A study published in January of this year predicted:
“that half of the land most conducive to growing coffee will decrease over the next 30 years due to climate change. The most prevalent and beloved species of coffee, Arabica, requires specific growing conditions found in equatorial places like Central and South America, southern Asia, and Central and West Africa. In addition, this variety is sensitive to the effects of climate change.”
As a result of the threat of climate change, new higher altitude regions are beginning to grow coffee in anticipation of higher temperatures. In addition, experimentations have begun to bear fruit in developing a more sustainable type of coffee bean – one that can better withstand a hotter climate.
Hold Rating: I have a Hold rating for Starbucks stock with a five-year target price of $120 per share.
In my analysis, I estimate that the company will grow its top line revenue by 10% over the next five years as it continues to benefit from the long-term growth in coffee sales while building out more stores overseas. In addition, I estimate the company’s net margin will remain steady at 13%.
With Starbucks stock currently trading at 23 times earnings, it is not trading at a discount relative to its growth prospects. As a result, I would rate the stock a Buy if the stock were to trade at $64 per share (from $83 per share today) presuming the company’s fundamentals and business prospects remain the same or improves.
Below is a table contrasting the company’s current metrics and stock price to the 5-year estimate:

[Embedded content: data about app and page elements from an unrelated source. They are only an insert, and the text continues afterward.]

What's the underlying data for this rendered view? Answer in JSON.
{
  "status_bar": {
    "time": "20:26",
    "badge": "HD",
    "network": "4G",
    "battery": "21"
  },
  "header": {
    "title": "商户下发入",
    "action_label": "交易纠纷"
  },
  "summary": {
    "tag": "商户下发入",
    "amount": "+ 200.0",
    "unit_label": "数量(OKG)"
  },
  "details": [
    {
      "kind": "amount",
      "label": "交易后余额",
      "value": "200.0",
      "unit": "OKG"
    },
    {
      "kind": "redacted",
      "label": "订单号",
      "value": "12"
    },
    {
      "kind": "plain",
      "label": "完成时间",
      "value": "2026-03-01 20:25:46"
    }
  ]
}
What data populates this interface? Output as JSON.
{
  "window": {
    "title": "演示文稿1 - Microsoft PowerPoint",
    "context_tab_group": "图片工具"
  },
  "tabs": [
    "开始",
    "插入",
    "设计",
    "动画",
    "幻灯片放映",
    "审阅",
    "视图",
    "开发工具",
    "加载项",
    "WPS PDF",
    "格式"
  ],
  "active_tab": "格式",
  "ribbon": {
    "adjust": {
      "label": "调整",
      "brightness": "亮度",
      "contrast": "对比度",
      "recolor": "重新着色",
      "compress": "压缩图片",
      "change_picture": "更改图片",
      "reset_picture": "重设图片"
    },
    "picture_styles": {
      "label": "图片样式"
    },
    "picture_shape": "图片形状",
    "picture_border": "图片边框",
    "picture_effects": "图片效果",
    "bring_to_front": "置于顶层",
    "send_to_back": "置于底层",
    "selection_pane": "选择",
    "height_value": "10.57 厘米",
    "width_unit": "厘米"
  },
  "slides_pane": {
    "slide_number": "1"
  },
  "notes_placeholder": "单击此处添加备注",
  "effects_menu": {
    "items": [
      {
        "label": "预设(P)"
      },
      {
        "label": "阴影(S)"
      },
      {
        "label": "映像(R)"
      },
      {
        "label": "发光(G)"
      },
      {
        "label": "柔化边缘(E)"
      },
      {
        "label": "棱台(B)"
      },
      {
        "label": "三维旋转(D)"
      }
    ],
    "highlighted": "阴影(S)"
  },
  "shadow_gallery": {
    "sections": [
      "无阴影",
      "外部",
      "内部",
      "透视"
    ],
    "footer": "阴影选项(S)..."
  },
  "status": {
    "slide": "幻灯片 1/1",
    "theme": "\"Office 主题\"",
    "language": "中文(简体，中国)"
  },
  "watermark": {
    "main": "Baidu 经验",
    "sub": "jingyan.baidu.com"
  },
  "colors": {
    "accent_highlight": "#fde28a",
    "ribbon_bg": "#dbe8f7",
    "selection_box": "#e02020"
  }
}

Current* (as of 9/2/22)
Revenue (in millions)
Net Margin (%)
Net Income (in millions)
# Outstanding Shares
Net Income per Share
$3.54 per share
$4.82 per share
Price/Earnings (PE) Ratio
Source of company metrics: Morningstar, Starbucks
*Current metrics based on fiscal year end 2021
To better understand how to read the table above, read my previous article Meta: Attractive Valuation.
As the worldwide leader of their retail category, Starbucks will be able to continue to grow and take advantage of growing trends in society such as the rise of electric vehicles. It is also positioned well to tackle the challenge that climate change poses by having the resources to help coffee farmers transition their land and crops to accommodate higher temperatures.
All these should be taken into account in determining the potential that the company can provide to investors over the next five years.